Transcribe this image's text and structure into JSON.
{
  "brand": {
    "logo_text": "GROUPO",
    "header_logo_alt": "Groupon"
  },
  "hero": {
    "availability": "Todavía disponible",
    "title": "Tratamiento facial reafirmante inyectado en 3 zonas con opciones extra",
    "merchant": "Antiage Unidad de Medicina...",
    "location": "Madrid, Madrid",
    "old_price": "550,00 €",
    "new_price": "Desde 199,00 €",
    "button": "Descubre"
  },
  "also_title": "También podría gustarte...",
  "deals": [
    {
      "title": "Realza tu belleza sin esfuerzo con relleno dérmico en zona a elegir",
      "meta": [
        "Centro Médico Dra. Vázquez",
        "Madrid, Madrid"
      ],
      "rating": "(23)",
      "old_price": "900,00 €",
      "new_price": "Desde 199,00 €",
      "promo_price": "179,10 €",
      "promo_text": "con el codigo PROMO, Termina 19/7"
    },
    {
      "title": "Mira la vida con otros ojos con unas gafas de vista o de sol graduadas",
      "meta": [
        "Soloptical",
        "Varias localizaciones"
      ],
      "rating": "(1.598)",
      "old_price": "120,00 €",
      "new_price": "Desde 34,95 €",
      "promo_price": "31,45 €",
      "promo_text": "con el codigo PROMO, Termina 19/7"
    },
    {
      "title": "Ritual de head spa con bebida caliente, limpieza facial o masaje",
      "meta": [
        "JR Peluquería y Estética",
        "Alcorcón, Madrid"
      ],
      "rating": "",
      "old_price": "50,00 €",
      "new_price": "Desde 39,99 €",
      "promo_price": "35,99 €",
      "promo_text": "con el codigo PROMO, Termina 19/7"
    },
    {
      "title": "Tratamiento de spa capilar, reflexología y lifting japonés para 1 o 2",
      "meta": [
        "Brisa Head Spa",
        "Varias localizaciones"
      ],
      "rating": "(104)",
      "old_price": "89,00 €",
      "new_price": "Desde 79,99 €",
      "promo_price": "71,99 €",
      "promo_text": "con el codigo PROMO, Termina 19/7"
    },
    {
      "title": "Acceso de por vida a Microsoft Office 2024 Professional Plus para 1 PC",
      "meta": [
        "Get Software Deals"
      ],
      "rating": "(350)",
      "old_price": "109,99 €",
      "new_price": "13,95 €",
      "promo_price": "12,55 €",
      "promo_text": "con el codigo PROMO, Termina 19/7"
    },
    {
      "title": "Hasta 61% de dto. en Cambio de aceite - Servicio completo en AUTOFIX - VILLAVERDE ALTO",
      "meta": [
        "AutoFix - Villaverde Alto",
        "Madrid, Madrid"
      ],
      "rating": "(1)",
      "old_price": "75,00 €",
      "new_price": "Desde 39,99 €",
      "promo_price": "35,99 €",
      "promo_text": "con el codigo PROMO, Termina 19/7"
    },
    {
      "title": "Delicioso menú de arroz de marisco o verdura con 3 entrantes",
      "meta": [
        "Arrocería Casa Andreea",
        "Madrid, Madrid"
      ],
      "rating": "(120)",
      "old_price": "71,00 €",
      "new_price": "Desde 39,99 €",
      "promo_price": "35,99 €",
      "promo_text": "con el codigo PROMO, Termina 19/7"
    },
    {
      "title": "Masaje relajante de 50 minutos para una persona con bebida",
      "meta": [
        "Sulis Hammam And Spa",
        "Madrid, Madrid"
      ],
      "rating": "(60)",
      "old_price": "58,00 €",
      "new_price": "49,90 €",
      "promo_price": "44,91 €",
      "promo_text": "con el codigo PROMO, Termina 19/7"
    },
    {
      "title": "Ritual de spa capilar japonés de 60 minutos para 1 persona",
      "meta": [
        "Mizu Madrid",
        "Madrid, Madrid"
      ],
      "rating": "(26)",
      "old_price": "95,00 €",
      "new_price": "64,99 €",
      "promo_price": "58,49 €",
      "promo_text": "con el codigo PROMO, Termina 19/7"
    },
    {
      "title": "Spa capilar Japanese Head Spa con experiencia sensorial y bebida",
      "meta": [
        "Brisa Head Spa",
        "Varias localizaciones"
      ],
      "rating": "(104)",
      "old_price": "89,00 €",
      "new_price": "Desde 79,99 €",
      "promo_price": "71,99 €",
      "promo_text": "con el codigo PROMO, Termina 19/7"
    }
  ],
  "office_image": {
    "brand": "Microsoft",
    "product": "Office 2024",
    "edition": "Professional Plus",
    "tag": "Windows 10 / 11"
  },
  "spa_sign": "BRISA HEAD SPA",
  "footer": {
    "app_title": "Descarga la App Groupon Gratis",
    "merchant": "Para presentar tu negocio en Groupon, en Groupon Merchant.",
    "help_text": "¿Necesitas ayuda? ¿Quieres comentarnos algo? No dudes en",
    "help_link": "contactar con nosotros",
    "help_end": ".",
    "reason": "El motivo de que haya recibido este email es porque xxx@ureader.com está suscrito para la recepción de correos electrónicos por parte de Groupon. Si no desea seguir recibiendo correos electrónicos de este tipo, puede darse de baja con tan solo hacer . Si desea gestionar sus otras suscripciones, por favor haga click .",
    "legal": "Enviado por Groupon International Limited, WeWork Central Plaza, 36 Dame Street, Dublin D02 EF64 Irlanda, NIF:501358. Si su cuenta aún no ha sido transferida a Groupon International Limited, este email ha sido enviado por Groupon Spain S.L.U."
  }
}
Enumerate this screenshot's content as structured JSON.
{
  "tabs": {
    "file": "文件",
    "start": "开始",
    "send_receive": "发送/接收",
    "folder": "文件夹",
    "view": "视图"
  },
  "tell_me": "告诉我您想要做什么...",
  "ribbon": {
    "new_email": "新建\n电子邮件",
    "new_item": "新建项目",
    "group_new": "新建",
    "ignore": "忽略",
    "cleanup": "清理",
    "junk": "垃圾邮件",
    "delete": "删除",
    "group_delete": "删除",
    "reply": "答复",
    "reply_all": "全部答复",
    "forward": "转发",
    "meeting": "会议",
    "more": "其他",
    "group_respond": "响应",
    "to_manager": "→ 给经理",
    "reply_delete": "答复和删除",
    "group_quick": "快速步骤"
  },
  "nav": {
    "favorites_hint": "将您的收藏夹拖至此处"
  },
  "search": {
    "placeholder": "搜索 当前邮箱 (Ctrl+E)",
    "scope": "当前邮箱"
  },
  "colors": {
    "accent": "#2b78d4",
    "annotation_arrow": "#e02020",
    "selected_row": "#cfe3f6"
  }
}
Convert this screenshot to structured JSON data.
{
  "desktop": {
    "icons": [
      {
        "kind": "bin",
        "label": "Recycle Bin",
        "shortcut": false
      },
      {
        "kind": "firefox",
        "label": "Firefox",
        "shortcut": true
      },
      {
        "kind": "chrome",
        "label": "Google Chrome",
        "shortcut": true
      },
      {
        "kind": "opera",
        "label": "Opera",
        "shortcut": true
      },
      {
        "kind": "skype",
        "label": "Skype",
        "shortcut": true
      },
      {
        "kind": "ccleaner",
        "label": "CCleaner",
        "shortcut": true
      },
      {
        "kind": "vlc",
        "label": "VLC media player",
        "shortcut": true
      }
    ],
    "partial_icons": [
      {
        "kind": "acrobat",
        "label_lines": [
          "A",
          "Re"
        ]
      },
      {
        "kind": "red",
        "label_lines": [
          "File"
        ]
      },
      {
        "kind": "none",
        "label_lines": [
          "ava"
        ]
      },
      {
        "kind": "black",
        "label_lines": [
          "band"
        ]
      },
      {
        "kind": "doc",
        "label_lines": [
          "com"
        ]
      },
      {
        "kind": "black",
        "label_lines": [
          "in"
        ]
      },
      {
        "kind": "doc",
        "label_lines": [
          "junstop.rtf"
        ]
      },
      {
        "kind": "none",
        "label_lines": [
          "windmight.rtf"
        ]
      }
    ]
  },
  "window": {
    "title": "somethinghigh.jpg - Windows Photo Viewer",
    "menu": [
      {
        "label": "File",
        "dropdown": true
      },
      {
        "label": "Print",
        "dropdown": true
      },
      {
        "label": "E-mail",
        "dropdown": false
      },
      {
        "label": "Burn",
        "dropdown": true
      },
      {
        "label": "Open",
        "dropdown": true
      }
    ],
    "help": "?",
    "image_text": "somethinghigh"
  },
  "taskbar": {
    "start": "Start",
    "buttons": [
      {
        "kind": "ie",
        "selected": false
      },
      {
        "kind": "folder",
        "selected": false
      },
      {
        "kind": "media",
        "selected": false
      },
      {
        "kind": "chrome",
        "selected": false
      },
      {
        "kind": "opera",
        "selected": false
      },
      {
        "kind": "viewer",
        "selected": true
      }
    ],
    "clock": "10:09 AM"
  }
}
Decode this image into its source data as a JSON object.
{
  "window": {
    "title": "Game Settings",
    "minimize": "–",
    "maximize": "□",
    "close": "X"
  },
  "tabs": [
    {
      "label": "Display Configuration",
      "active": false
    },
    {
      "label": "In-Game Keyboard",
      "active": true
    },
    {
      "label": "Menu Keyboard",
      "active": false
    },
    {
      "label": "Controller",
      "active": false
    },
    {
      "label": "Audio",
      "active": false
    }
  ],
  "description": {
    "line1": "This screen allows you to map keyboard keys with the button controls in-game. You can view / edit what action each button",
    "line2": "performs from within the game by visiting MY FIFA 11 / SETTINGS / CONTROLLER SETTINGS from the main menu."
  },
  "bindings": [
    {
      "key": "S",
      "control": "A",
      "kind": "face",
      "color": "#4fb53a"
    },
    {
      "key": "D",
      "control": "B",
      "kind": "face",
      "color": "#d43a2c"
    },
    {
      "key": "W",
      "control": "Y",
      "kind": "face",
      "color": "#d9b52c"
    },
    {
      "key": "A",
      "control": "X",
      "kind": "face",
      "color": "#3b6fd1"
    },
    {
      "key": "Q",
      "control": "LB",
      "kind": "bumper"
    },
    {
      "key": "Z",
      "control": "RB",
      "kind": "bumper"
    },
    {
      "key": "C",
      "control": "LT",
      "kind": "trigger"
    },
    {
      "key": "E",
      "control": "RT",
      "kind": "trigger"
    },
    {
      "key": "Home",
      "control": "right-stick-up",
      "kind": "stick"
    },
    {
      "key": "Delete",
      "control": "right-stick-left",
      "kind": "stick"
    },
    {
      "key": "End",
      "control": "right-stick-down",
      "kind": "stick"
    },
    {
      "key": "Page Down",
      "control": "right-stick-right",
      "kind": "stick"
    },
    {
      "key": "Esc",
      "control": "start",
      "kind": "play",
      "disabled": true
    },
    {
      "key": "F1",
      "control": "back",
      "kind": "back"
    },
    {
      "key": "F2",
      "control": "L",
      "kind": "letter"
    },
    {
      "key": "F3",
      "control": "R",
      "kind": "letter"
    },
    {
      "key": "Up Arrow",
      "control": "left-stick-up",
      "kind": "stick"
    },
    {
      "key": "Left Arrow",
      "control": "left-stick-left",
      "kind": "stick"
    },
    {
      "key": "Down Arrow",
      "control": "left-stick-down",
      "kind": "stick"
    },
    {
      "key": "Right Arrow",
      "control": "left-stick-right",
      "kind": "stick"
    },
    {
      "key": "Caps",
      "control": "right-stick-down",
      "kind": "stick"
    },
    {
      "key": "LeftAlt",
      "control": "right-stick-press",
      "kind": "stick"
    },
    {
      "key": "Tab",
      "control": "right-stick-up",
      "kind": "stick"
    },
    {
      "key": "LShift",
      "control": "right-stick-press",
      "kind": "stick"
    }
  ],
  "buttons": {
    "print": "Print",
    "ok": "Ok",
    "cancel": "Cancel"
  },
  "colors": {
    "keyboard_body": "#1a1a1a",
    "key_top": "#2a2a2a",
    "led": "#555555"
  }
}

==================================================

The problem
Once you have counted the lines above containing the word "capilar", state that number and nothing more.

Response for this exercise
3